Bills are still relevant. Now more than ever. Rising healthcare cost, staggering student loan debt, and skyrocketing cost of living make it impossible to drop everything without a plan. It is not wise to quit your day job without being able to keep your day to day needs afloat. Everyone’s situation is different. I know artist who will always have a safety net either in the form of friends or family that will support them by providing a roof and a hot meal. I also know artist who have to work all day and stay up all night perfecting their craft. I am an artist who is also a single mother, who manages to draw, paint, write and edit, in between cooking meals and keeping my home organized. Not to mention my 9 to 5. My dreams are a priority but fall at number 3 on the list with my daughter and bills sitting at one and two. There are creatives who busted their ass to build a career while simultaneously maintaining a day job. Crissles, from the ground breaking podcast “The Read”, detailed how she didn’t quit her day job until she was absolutely sure she could maintain without it.

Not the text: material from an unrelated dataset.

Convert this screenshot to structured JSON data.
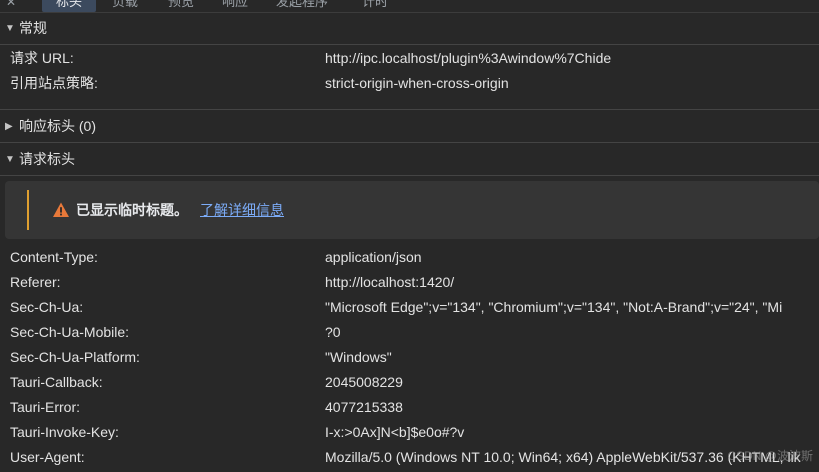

A day job provides parameters around your work, a system that requires discipline to create in a home environment. Whether starting a business or creating art, you need to write emails, you need to take calls, and you need to maintain a calendar. No one gets to their version of success without organization and systematic progression.
Providing for yourself and your family is a noble cause. Not all of us will have a team of supporters, help from parents, or a million-dollar loan from our fathers, word to Donald Trump. Our day jobs are a means to an end, not a life sentence. Your ambition and work ethic will be the difference between success and complacency. As long as you keep working, little by little, day by day, you will continue to progress. The one thing most entrepreneurs fail to say is that it took them years, sometimes even decades to reach a point of no longer needing a day job.
Get off the internet and focus on your craft. The reward will be the life you always dreamed of and a career you designed yourself. Entrepreneurship isn’t easy, being an artist is even harder. Most of the greats died without ever seeing the impact their work had on the world. Being an artist and being an entrepreneur are two different things, and while there are more lanes to profit off of the creation of art, the decision to create artistically shouldn’t be based on profit, but that’s a story for a different piece.